Web page and app entries
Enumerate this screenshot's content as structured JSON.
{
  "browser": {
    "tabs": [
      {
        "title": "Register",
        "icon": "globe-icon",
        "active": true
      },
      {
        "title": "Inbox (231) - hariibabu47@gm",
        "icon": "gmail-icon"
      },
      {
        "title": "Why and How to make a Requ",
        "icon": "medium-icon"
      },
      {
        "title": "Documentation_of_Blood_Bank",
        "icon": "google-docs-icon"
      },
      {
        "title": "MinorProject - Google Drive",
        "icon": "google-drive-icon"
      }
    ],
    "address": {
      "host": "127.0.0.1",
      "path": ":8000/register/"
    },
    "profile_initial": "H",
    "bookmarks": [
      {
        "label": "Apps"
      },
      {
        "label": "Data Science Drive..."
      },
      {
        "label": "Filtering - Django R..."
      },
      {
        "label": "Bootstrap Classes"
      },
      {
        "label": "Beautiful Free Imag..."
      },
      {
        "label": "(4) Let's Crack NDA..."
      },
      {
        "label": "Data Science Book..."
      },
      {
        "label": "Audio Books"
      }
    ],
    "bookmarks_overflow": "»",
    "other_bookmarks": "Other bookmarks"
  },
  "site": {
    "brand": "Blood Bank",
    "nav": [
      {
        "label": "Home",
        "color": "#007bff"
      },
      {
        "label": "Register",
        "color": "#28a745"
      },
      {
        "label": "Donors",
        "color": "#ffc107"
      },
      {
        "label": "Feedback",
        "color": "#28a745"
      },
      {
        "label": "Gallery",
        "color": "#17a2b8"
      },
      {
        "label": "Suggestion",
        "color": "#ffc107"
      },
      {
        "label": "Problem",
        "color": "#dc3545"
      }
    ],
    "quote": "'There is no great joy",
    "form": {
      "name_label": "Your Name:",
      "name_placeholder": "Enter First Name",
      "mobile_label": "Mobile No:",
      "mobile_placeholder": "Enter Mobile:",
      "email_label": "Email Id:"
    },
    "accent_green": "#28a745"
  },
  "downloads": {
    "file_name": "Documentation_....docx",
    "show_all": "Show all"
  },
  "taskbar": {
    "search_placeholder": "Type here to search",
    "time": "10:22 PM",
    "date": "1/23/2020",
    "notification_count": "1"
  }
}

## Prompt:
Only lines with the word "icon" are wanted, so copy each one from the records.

## Exercise response:
        "icon": "globe-icon",
        "icon": "gmail-icon"
        "icon": "medium-icon"
        "icon": "google-docs-icon"
        "icon": "google-drive-icon"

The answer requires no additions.